Gandhi also experimented with frugivorousness, as he says in his autobiography: “I decided to live on a fruit diet, and that it should also be the cheapest fruit possible at the same time… Raw peanuts, bananas, dates, lemons and olive oil made up our usual diet”.  However, at the end of his life, he broke discipline and started drinking goat’s milk on the advice of his doctor. This interruption in discipline bothered him until the day of his death, and he wrote: “The memory of this action even now irritates my breast and fills me with remorse, and I am constantly thinking about how to renounce goat’s milk. He never drank dairy products from cows because of his initial vision: that milk is not the natural diet of human beings and, in particular, because of a vote for his late mother.

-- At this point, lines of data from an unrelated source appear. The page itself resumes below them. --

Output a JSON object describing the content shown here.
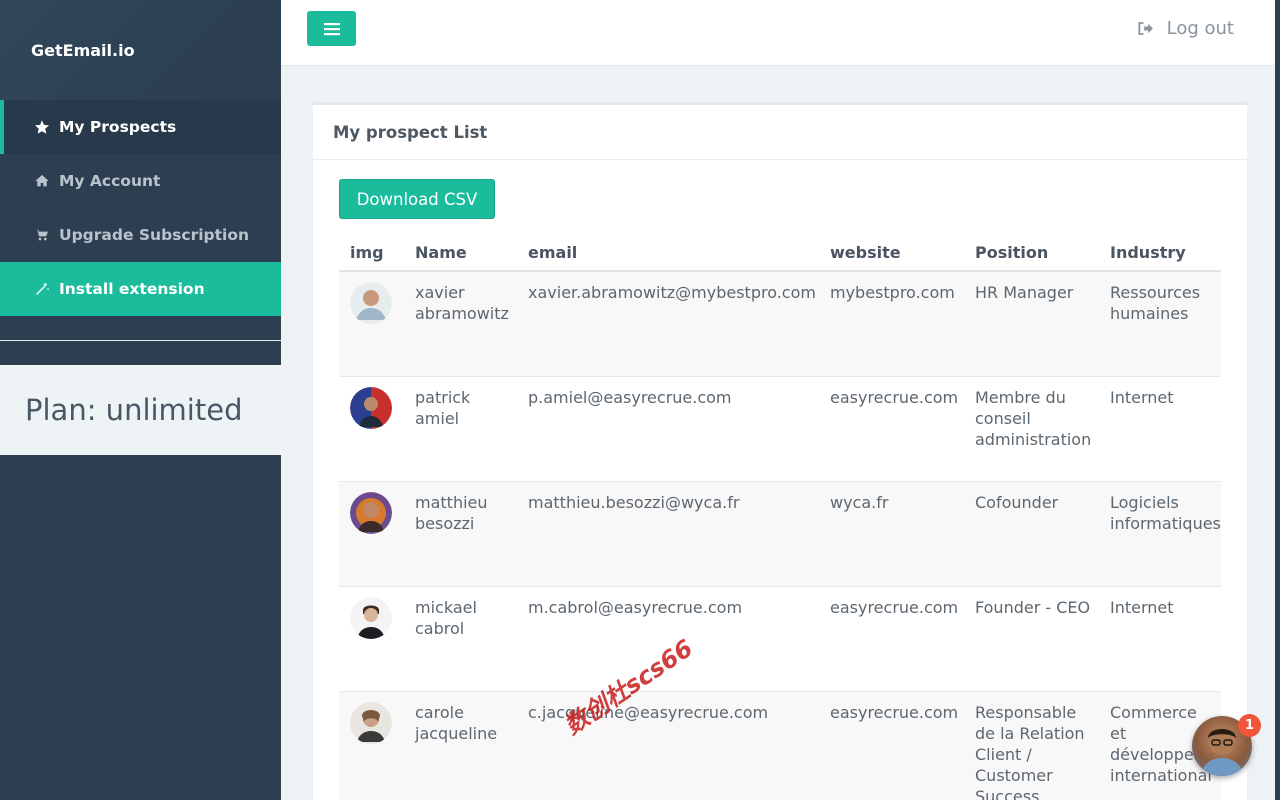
{
  "app": {
    "brand": "GetEmail.io"
  },
  "sidebar": {
    "items": [
      {
        "label": "My Prospects",
        "icon": "star-icon"
      },
      {
        "label": "My Account",
        "icon": "home-icon"
      },
      {
        "label": "Upgrade Subscription",
        "icon": "cart-icon"
      },
      {
        "label": "Install extension",
        "icon": "magic-wand-icon"
      }
    ],
    "plan": "Plan: unlimited"
  },
  "topbar": {
    "logout_label": "Log out",
    "logout_icon": "sign-out-icon",
    "menu_icon": "hamburger-icon"
  },
  "panel": {
    "title": "My prospect List",
    "download_label": "Download CSV"
  },
  "table": {
    "headers": [
      "img",
      "Name",
      "email",
      "website",
      "Position",
      "Industry"
    ],
    "rows": [
      {
        "name": "xavier abramowitz",
        "email": "xavier.abramowitz@mybestpro.com",
        "website": "mybestpro.com",
        "position": "HR Manager",
        "industry": "Ressources humaines"
      },
      {
        "name": "patrick amiel",
        "email": "p.amiel@easyrecrue.com",
        "website": "easyrecrue.com",
        "position": "Membre du conseil administration",
        "industry": "Internet"
      },
      {
        "name": "matthieu besozzi",
        "email": "matthieu.besozzi@wyca.fr",
        "website": "wyca.fr",
        "position": "Cofounder",
        "industry": "Logiciels informatiques"
      },
      {
        "name": "mickael cabrol",
        "email": "m.cabrol@easyrecrue.com",
        "website": "easyrecrue.com",
        "position": "Founder - CEO",
        "industry": "Internet"
      },
      {
        "name": "carole jacqueline",
        "email": "c.jacqueline@easyrecrue.com",
        "website": "easyrecrue.com",
        "position": "Responsable de la Relation Client / Customer Success",
        "industry": "Commerce et développement international"
      }
    ]
  },
  "chat": {
    "badge": "1"
  },
  "watermark": "数创杜scs66",
  "colors": {
    "accent": "#1abc9c",
    "sidebar": "#2c3e50",
    "badge": "#f3553b"
  }
}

Some of Gandhi’s phrases:

“I feel that spiritual progress demands that we stop killing and eating God’s creatures, who are close to us, and only to satisfy our perverted and sensual desires.”

“The supremacy of the human being over the animal should be demonstrated not only by embarrassing us of the barbaric custom of killing and devouring them, but by caring for them, protecting them and loving them.”

“Not eating meat is undoubtedly a great help to development and peace of mind.”


Although Gandhi was not the creator of the principle of nonviolence, he was the first to apply it in the political field on a large scale.  The concept of nonviolence (ahimsa) and non-resistance has a long history in Indian religious thought and has had many rebirths in Hindu, Buddhist, Jain, Jewish, and Christian contexts.

What Mahatma Gandhi do for India was very inspirational for others. His non-violent fight and the nonviolence term itself will always be associated with him